The Rep, Inc. uses some remarkable actors, and their talents are better displayed in the intimacy of their current theater at 3710 Georgia Ave. than they were in the big old movie house inhabited by the group's more renowned forerunner, the D.C. Black Repertory Company.
In all of The Rep's productions this year, including "No Place to Be Somebody," which opened last weekend and resumes tonight, most of the performances have been consistently focused and keenly observed in the naturalistic manner preferred by the company.
The Rep's productions, however, have not been completely satisfying. An evening at The Rep usually means at least three hours.Some of this can be attributed to the leisurely pace with which most of The Rep's plays seem directed, and in the case of "Somebody," director Ed De Shae has left room for more slack moments than the directors of previous Rep productions this year did.
The undue length of the evenings also can be attributed to the scrupulousness with which The Rep handles its text. This season the company staged three black plays from the past. Parts of all of them have dated, but The Rep seems hestitant to trim the fat. It's one thing to revere the recent black theatrical heritage, but it's another thing to embalm it.

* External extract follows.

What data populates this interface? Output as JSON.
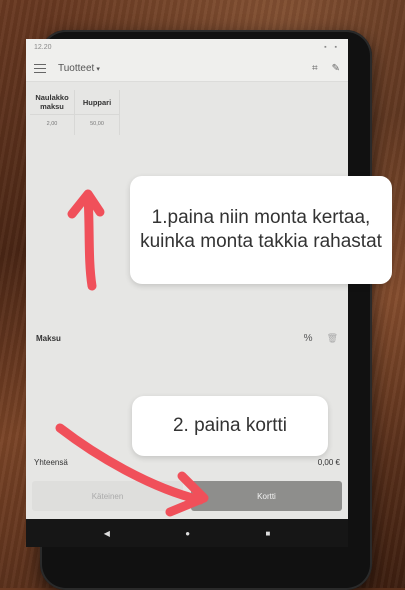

"Somebody," which won the Pulitzer Prize for Charles Gordone in 1970, is still on its feet when it peers into the mind of the shady young bar owner Johnny Williams and the funny, pathetic dreams of his staff. The Rep's artistic director is a commanding figure as johnny is the "A" troupe (there are alternate casts).
But "Somebody" is not as adept when it focuses on Johnny's "intellectual" friends. This character's monologues are pretentious arias that distract from the rest of the play.
Still, those actors are something to behold.